## Try it
Count up the lines of the data below that contain the string "Files", then give only the total.

## Source records
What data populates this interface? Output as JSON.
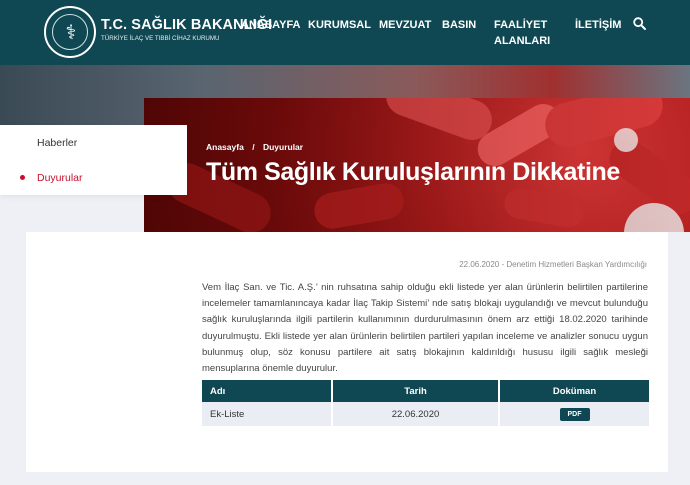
{
  "header": {
    "brand_title": "T.C. SAĞLIK BAKANLIĞI",
    "brand_subtitle": "TÜRKİYE İLAÇ VE TIBBİ CİHAZ KURUMU",
    "nav": [
      {
        "label": "ANASAYFA"
      },
      {
        "label": "KURUMSAL"
      },
      {
        "label": "MEVZUAT"
      },
      {
        "label": "BASIN"
      },
      {
        "label": "FAALİYET ALANLARI"
      },
      {
        "label": "İLETİŞİM"
      }
    ]
  },
  "breadcrumb": [
    "Anasayfa",
    "/",
    "Duyurular"
  ],
  "page_title": "Tüm Sağlık Kuruluşlarının Dikkatine",
  "sidebar": {
    "items": [
      {
        "label": "Haberler",
        "active": false
      },
      {
        "label": "Duyurular",
        "active": true
      }
    ]
  },
  "article": {
    "meta": "22.06.2020 - Denetim Hizmetleri Başkan Yardımcılığı",
    "body": "Vem İlaç San. ve Tic. A.Ş.’ nin ruhsatına sahip olduğu ekli listede yer alan ürünlerin belirtilen partilerine incelemeler tamamlanıncaya kadar İlaç Takip Sistemi’ nde satış blokajı uygulandığı ve mevcut bulunduğu sağlık kuruluşlarında ilgili partilerin  kullanımının durdurulmasının önem arz ettiği 18.02.2020 tarihinde duyurulmuştu. Ekli listede yer alan ürünlerin belirtilen partileri yapılan inceleme ve analizler sonucu uygun bulunmuş olup, söz konusu partilere ait satış blokajının kaldırıldığı hususu ilgili sağlık mesleği mensuplarına önemle duyurulur."
  },
  "table": {
    "headers": [
      "Adı",
      "Tarih",
      "Doküman"
    ],
    "rows": [
      {
        "name": "Ek-Liste",
        "date": "22.06.2020",
        "doc": "PDF"
      }
    ]
  },
  "colors": {
    "header_bg": "#0f4852",
    "accent_red": "#c8102e",
    "table_row_bg": "#eaeef4"
  },
  "icons": {
    "search": "search-icon",
    "logo": "ministry-logo-icon"
  }
}
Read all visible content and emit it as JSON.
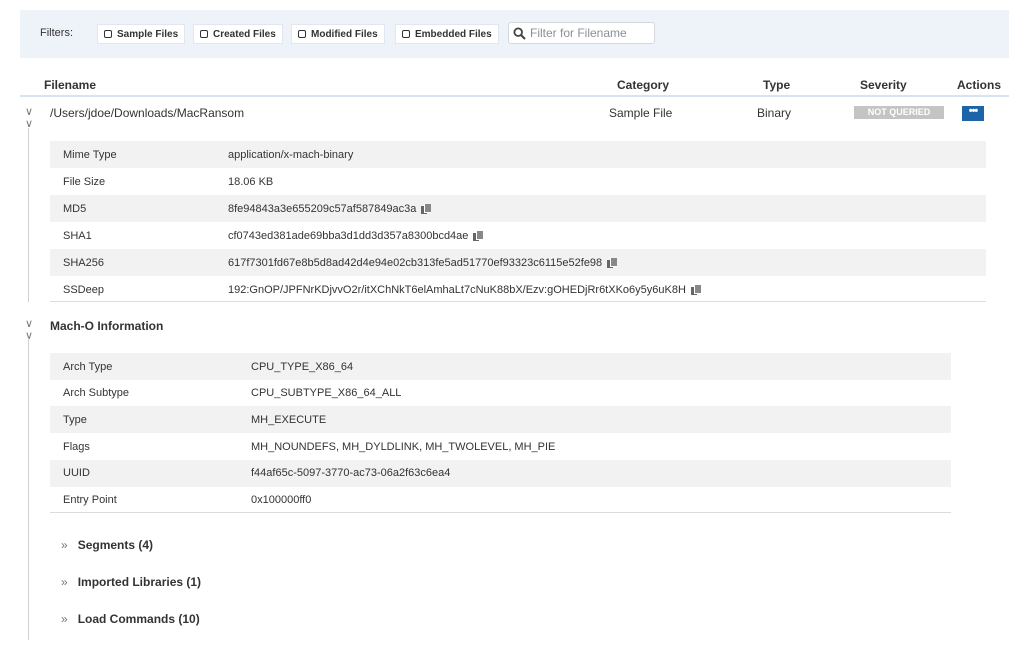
{
  "filters": {
    "label": "Filters:",
    "buttons": [
      {
        "label": "Sample Files"
      },
      {
        "label": "Created Files"
      },
      {
        "label": "Modified Files"
      },
      {
        "label": "Embedded Files"
      }
    ],
    "search_placeholder": "Filter for Filename"
  },
  "columns": {
    "filename": "Filename",
    "category": "Category",
    "type": "Type",
    "severity": "Severity",
    "actions": "Actions"
  },
  "file": {
    "path": "/Users/jdoe/Downloads/MacRansom",
    "category": "Sample File",
    "type": "Binary",
    "severity": "NOT QUERIED",
    "actions_label": "•••"
  },
  "file_details": [
    {
      "key": "Mime Type",
      "value": "application/x-mach-binary",
      "copy": false
    },
    {
      "key": "File Size",
      "value": "18.06 KB",
      "copy": false
    },
    {
      "key": "MD5",
      "value": "8fe94843a3e655209c57af587849ac3a",
      "copy": true
    },
    {
      "key": "SHA1",
      "value": "cf0743ed381ade69bba3d1dd3d357a8300bcd4ae",
      "copy": true
    },
    {
      "key": "SHA256",
      "value": "617f7301fd67e8b5d8ad42d4e94e02cb313fe5ad51770ef93323c6115e52fe98",
      "copy": true
    },
    {
      "key": "SSDeep",
      "value": "192:GnOP/JPFNrKDjvvO2r/itXChNkT6elAmhaLt7cNuK88bX/Ezv:gOHEDjRr6tXKo6y5y6uK8H",
      "copy": true
    }
  ],
  "macho": {
    "title": "Mach-O Information",
    "rows": [
      {
        "key": "Arch Type",
        "value": "CPU_TYPE_X86_64"
      },
      {
        "key": "Arch Subtype",
        "value": "CPU_SUBTYPE_X86_64_ALL"
      },
      {
        "key": "Type",
        "value": "MH_EXECUTE"
      },
      {
        "key": "Flags",
        "value": "MH_NOUNDEFS, MH_DYLDLINK, MH_TWOLEVEL, MH_PIE"
      },
      {
        "key": "UUID",
        "value": "f44af65c-5097-3770-ac73-06a2f63c6ea4"
      },
      {
        "key": "Entry Point",
        "value": "0x100000ff0"
      }
    ],
    "sections": [
      {
        "label": "Segments (4)"
      },
      {
        "label": "Imported Libraries (1)"
      },
      {
        "label": "Load Commands (10)"
      }
    ]
  },
  "icons": {
    "chevron": "double-chevron-down-icon",
    "expand": "double-chevron-right-icon",
    "copy": "copy-icon",
    "search": "search-icon"
  }
}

## Exercise solution
4